Flagler County Administrator Heidi Petito will be paid $179,000, or $14,000 more than her predecessor, a raise Commissioner Andy Dance said had not been discussed by the commission. He was interested in setting up goals and incentives and a stronger evaluation process for the administrator. His four colleagues were not interested.
Flagler County Commission
Flagler County officials have required of the new owners of the old Country Hearth Inn on Old Dixie Highway to pay a $250,000 cash bond and reassure the county that the renovation project of a property that has long vexed officials and residents is still on track, after missing a key August deadline.
The Flagler County Commission today voted 3-1 to reject adoption of a controversial land-use amendment that would have allowed marinas in such areas as Scenic A1A, in essence further clearing the way for a controversial 240-boat storage facility next to Hammock Hardware. The vote was the latest victory for the Hammock Community Association, which has been opposing the already litigated facility.
Commissioner Andy Dance wasn’t opposed to Heidi Petito’s appointment, which was not a surprise, but to the haphazard manner in which Commissioner Greg Hansen brought it up, at the end of the meeting, when the matter was not on the agenda. It was yet another reflection of a commission inclined to bypass process for improvisation.
With $25 million still sitting idle, awaiting a go-ahead to rebuild 2.6 miles of dunes in Flagler Beach, Flagler County government is down to securing signatures for easements from just two hold-outs after two years of efforts. The county is hoping it will keep its 104-year streak going of never having to invoke eminent domain proceedings against a county property owner.
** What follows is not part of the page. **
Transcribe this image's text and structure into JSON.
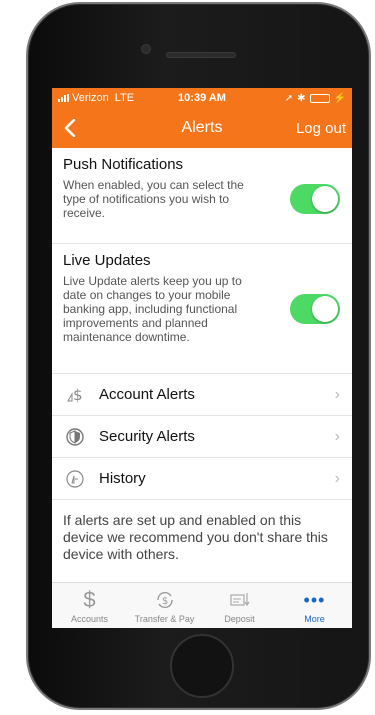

Pandering to home builders, the Flagler County Commission is rashly scuttling the school district’s plan to double impact fees on new construction for the first time since 2005, even though the county is doubling its own impact fees. It’s an unjustified and hypocritical assault on district planning and future student needs.
The Flagler County Commission is preparing to approve an amendment to a land-use ordinance that would allow marinas in the Scenic A1A district, opening the way for a 240-boat storage facility that court decisions and the Hammock Community Association have blocked for over two years.
The process is formal and obviously important as a reflection of fairness in elections and representation. But at the local level, it is far less consequential than at the state and federal level, especially in counties like Flagler, where school board and county commissioners serve at-large–meaning they are elected by voters across the county, not just by voters in their districts.
In an unexpected turn, what the Flagler County school district thought was a mere formality before the County Commission turned into a 90-minute grilling by commissioners and a parade of doubt by builders who consider the district’s request to double impact fees ill-thought and ill-timed.
Preserve Flagler Beach, the grass-roots group opposing The Gardens development on John Anderson highway, had sued the county commission and the developer, charging that the commission’s Nov. 16 decision clearing the way for the development was illegal. Circuit Judge Terence Perkins disagreed.